:: YOUR TASK ::
Using the data below, return every line that holds the word "image".

[[ INPUT DATA, beginning ]]

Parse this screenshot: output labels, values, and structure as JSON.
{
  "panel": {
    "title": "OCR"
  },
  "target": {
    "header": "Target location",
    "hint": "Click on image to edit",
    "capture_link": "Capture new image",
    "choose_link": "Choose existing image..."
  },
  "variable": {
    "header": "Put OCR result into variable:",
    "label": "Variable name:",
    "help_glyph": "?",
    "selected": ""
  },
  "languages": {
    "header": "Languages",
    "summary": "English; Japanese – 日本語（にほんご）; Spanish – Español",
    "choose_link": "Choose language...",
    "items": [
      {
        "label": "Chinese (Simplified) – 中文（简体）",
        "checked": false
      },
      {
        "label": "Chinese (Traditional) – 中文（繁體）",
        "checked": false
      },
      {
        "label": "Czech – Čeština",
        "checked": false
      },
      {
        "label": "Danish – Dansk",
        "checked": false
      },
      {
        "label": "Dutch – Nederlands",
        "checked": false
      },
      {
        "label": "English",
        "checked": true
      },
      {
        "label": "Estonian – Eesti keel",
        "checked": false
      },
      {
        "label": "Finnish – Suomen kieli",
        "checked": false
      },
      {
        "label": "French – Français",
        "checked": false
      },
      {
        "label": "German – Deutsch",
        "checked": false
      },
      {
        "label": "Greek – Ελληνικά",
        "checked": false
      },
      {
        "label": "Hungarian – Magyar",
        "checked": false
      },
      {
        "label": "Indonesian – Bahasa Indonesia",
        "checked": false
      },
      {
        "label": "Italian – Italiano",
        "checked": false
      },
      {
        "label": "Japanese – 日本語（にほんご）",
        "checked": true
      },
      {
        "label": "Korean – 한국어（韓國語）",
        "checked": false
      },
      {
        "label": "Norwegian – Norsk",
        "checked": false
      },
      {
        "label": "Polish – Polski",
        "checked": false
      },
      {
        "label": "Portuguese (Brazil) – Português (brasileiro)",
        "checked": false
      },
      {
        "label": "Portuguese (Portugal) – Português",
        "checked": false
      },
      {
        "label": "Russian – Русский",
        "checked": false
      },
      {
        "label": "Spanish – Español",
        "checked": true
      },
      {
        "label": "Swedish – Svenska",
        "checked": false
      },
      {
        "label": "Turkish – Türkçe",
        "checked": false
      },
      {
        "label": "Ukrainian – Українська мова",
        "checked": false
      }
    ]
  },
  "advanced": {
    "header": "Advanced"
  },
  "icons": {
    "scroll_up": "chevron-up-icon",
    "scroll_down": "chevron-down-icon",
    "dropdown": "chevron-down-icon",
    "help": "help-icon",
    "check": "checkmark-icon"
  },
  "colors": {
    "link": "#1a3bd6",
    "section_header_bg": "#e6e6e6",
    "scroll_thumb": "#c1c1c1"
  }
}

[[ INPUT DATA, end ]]

:: OUTPUT ::
    "hint": "Click on image to edit",
    "capture_link": "Capture new image",
    "choose_link": "Choose existing image..."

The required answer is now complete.